------ Given records ------

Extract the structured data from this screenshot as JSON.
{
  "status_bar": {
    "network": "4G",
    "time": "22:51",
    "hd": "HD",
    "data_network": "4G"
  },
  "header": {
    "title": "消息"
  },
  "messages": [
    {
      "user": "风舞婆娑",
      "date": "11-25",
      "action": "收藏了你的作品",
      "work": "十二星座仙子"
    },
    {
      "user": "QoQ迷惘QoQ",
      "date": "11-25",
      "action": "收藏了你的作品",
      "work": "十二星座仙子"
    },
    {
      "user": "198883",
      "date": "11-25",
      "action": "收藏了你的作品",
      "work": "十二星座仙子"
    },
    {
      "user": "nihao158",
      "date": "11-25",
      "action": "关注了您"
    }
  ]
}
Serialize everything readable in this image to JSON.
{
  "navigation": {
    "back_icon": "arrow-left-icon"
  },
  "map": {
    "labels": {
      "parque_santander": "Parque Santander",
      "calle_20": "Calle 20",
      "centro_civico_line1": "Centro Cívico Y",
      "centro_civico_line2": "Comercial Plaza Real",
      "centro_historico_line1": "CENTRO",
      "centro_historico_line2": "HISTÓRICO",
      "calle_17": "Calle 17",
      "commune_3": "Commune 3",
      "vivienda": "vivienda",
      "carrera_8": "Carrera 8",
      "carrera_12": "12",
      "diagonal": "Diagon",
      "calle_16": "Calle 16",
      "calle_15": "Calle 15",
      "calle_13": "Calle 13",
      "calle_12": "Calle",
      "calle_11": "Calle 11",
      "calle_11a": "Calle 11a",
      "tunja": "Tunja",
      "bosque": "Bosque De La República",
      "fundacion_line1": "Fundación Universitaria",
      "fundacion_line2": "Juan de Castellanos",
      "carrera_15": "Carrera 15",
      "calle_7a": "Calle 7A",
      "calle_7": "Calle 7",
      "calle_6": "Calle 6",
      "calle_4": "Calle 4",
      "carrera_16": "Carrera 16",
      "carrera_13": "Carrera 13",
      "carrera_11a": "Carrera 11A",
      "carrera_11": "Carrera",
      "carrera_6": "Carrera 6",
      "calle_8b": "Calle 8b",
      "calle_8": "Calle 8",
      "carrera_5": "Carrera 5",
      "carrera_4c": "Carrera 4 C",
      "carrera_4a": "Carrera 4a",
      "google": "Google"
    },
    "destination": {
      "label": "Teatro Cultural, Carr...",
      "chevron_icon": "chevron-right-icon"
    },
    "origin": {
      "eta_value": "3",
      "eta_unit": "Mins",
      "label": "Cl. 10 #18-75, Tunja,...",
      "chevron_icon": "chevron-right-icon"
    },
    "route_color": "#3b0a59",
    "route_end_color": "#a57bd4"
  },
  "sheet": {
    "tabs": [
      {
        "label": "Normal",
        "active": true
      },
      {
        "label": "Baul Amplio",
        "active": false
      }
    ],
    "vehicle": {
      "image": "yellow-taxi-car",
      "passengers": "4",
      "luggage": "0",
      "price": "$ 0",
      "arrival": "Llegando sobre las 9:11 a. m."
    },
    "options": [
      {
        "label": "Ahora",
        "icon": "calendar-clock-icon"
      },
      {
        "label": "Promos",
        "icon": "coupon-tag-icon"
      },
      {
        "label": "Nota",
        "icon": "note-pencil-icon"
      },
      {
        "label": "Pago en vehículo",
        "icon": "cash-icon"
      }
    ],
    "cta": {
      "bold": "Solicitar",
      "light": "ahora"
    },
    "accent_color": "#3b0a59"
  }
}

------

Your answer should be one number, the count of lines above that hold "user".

4